→ **Directions**
Whenever a line in the entries below contains the string "params", copy that line.

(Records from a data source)
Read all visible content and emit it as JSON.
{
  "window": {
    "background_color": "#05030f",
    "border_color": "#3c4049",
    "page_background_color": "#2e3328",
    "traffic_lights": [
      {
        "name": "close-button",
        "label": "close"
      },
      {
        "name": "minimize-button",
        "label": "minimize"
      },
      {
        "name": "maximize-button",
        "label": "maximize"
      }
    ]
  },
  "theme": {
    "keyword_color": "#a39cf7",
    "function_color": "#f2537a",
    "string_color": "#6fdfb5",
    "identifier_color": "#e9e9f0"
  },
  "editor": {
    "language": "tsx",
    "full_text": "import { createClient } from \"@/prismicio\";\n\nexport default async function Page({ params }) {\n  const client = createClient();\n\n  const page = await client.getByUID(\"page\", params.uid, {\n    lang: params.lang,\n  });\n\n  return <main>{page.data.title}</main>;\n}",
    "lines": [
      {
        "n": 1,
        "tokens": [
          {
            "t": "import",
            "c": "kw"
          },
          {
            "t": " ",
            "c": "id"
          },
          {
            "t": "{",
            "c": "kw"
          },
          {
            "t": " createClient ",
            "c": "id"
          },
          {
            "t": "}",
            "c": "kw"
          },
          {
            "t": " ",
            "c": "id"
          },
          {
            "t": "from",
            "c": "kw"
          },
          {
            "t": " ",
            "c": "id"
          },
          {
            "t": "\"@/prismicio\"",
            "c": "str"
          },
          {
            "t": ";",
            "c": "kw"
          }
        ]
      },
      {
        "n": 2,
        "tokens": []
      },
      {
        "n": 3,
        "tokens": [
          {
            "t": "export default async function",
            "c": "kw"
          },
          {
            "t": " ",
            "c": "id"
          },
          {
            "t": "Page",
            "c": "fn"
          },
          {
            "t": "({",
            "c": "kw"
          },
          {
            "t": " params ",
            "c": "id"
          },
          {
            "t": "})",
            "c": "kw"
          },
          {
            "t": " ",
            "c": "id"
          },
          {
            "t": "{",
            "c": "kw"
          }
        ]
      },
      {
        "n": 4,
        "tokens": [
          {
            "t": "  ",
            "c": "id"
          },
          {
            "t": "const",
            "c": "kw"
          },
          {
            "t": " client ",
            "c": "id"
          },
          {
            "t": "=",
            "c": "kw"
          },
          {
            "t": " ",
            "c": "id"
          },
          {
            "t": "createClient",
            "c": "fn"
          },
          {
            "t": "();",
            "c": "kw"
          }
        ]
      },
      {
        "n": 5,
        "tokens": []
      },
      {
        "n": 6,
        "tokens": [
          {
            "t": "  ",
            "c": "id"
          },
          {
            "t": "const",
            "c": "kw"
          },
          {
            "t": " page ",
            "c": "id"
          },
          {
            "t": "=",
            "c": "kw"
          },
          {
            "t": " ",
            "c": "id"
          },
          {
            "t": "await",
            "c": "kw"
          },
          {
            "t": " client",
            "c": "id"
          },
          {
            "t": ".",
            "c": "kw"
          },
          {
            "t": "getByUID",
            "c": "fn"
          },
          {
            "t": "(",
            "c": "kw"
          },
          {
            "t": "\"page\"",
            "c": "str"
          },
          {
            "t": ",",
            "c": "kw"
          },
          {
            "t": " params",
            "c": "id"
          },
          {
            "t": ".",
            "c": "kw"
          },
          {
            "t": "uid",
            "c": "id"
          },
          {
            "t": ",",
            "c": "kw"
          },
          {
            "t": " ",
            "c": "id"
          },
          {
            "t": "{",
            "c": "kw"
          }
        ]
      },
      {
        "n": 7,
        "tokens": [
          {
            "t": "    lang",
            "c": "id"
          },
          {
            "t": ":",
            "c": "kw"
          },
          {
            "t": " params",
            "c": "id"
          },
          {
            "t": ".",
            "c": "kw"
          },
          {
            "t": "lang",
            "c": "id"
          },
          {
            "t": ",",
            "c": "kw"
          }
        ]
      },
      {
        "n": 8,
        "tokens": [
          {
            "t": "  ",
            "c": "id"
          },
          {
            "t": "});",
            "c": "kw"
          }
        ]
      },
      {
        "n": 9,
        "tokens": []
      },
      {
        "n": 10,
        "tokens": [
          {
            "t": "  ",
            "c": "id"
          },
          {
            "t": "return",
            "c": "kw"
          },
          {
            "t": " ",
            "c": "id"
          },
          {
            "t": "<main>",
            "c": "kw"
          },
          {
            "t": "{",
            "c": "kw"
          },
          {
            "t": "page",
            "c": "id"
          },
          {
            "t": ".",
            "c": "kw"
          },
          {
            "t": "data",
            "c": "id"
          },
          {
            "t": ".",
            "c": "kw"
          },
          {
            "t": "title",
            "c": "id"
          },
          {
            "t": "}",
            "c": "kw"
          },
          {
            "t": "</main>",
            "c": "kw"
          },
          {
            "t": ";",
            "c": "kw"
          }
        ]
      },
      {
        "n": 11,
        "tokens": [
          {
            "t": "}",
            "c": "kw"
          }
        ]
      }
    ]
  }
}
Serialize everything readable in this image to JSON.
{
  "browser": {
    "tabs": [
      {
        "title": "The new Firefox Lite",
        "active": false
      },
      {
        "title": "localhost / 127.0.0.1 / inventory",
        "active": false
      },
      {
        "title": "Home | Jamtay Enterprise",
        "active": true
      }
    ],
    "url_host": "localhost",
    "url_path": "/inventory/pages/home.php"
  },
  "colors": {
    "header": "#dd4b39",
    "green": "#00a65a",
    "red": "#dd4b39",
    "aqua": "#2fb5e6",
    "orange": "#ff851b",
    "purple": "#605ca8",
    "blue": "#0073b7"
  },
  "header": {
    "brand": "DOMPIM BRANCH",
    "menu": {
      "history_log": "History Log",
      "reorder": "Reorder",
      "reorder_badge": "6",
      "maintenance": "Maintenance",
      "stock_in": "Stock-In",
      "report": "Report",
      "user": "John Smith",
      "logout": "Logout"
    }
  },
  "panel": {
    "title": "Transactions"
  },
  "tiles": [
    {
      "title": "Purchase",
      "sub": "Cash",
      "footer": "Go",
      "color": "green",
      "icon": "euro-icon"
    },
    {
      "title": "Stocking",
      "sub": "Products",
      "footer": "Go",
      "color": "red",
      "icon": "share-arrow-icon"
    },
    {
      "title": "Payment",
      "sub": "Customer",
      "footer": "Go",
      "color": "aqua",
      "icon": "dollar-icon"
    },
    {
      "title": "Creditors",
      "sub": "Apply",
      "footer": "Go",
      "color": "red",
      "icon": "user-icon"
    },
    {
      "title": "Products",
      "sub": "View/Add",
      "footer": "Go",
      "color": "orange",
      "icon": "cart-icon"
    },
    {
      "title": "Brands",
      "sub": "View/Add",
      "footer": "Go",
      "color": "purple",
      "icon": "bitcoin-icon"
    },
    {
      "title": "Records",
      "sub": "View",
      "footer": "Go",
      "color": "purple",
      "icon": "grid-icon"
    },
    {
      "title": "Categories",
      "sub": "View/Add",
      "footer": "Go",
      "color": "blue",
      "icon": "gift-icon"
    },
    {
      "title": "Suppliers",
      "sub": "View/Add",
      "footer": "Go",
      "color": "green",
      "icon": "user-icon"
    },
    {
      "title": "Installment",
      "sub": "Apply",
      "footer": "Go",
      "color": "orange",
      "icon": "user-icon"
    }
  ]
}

→ **Solution for this task**
    "full_text": "import { createClient } from \"@/prismicio\";\n\nexport default async function Page({ params }) {\n  const client = createClient();\n\n  const page = await client.getByUID(\"page\", params.uid, {\n    lang: params.lang,\n  });\n\n  return <main>{page.data.title}</main>;\n}",
            "t": " params ",
            "t": " params",
            "t": " params",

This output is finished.